>>>

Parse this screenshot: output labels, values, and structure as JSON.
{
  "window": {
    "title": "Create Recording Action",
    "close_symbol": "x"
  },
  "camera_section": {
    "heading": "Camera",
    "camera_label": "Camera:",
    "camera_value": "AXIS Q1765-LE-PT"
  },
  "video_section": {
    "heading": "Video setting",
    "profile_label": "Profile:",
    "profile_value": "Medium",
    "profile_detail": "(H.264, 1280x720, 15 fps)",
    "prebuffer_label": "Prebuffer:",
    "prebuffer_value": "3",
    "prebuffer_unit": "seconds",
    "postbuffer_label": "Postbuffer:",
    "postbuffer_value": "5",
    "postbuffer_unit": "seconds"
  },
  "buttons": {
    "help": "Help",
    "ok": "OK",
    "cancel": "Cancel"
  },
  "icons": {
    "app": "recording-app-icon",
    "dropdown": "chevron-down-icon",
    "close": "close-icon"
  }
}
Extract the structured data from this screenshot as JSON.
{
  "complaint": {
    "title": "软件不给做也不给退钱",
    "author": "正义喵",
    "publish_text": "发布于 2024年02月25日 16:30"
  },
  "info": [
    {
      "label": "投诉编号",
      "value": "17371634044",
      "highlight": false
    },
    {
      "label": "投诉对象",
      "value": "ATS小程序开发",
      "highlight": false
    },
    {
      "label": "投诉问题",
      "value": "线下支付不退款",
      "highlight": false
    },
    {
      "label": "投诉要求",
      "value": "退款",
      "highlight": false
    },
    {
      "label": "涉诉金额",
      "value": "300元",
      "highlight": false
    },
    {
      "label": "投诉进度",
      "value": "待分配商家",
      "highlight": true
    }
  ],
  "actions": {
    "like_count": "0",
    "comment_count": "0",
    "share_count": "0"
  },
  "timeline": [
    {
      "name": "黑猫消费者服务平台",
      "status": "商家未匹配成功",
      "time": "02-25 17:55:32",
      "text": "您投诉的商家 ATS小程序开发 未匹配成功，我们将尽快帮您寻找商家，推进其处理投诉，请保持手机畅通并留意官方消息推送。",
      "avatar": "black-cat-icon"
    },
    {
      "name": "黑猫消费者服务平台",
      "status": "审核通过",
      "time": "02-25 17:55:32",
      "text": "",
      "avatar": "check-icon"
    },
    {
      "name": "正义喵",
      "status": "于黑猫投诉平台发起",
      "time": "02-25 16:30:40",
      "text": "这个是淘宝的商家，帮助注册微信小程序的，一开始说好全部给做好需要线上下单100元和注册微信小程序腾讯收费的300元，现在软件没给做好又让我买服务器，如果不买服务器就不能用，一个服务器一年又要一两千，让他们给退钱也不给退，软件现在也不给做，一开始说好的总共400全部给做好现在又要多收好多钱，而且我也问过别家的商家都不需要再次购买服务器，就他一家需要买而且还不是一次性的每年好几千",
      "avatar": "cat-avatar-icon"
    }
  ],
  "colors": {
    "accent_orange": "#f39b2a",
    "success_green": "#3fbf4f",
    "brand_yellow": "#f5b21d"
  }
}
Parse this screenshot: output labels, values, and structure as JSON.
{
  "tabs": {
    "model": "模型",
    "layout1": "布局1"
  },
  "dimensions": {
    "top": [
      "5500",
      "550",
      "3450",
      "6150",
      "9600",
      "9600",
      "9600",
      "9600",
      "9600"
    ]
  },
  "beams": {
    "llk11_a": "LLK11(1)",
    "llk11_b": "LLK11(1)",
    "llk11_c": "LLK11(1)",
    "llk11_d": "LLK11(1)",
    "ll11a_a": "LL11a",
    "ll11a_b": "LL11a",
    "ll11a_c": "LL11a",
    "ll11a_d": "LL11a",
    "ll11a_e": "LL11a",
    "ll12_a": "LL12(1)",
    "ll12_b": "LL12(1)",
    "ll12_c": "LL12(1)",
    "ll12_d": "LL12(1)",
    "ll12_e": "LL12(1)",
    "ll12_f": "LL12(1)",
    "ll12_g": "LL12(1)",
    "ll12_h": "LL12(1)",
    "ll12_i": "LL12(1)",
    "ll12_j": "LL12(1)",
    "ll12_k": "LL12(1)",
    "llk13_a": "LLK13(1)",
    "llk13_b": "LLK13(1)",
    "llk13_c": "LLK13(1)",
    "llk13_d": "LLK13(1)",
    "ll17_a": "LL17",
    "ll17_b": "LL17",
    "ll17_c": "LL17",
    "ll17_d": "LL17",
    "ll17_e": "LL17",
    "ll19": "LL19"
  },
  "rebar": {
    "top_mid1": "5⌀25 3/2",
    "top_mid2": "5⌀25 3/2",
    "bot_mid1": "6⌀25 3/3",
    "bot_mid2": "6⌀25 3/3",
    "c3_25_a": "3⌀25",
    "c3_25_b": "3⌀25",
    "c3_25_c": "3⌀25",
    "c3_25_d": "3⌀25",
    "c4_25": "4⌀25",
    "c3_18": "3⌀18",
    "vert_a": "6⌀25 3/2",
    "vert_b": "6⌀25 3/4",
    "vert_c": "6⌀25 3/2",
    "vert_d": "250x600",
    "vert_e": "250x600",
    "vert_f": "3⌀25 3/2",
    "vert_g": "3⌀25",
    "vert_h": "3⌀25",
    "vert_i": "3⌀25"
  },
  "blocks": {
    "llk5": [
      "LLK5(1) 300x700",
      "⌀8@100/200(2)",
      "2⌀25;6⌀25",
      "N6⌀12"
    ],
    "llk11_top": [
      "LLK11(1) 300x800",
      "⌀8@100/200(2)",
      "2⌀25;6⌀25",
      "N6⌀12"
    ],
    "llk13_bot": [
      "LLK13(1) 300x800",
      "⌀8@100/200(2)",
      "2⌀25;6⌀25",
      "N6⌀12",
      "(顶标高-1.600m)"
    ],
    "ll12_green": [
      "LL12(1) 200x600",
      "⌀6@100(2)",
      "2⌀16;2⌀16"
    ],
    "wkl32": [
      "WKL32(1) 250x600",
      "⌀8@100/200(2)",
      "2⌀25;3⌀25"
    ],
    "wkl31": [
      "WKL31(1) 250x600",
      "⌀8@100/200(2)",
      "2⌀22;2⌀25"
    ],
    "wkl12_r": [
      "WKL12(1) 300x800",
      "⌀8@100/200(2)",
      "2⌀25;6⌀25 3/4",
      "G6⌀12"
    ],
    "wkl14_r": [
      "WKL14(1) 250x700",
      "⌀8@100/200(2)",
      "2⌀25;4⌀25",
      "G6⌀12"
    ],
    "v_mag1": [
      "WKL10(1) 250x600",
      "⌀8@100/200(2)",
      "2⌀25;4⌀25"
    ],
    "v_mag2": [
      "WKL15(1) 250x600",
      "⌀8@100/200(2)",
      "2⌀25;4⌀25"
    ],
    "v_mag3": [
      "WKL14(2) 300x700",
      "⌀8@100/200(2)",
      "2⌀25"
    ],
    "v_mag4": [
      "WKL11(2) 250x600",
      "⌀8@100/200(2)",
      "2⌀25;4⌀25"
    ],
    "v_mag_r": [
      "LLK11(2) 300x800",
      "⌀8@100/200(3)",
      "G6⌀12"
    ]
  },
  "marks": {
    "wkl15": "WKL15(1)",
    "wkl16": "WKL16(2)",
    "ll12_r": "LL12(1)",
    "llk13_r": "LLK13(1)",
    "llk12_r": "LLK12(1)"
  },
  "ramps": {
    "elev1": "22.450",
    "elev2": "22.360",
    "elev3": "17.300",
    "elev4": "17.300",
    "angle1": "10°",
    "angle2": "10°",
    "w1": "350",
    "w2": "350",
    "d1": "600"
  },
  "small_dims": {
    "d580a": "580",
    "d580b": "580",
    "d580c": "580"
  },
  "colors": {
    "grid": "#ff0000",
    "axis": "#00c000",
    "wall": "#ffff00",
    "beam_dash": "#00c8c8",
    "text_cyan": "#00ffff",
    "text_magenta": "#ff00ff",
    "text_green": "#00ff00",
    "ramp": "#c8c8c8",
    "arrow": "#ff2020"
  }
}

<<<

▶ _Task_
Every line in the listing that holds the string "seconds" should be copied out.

▶ _Task solution_
    "prebuffer_unit": "seconds",
    "postbuffer_unit": "seconds"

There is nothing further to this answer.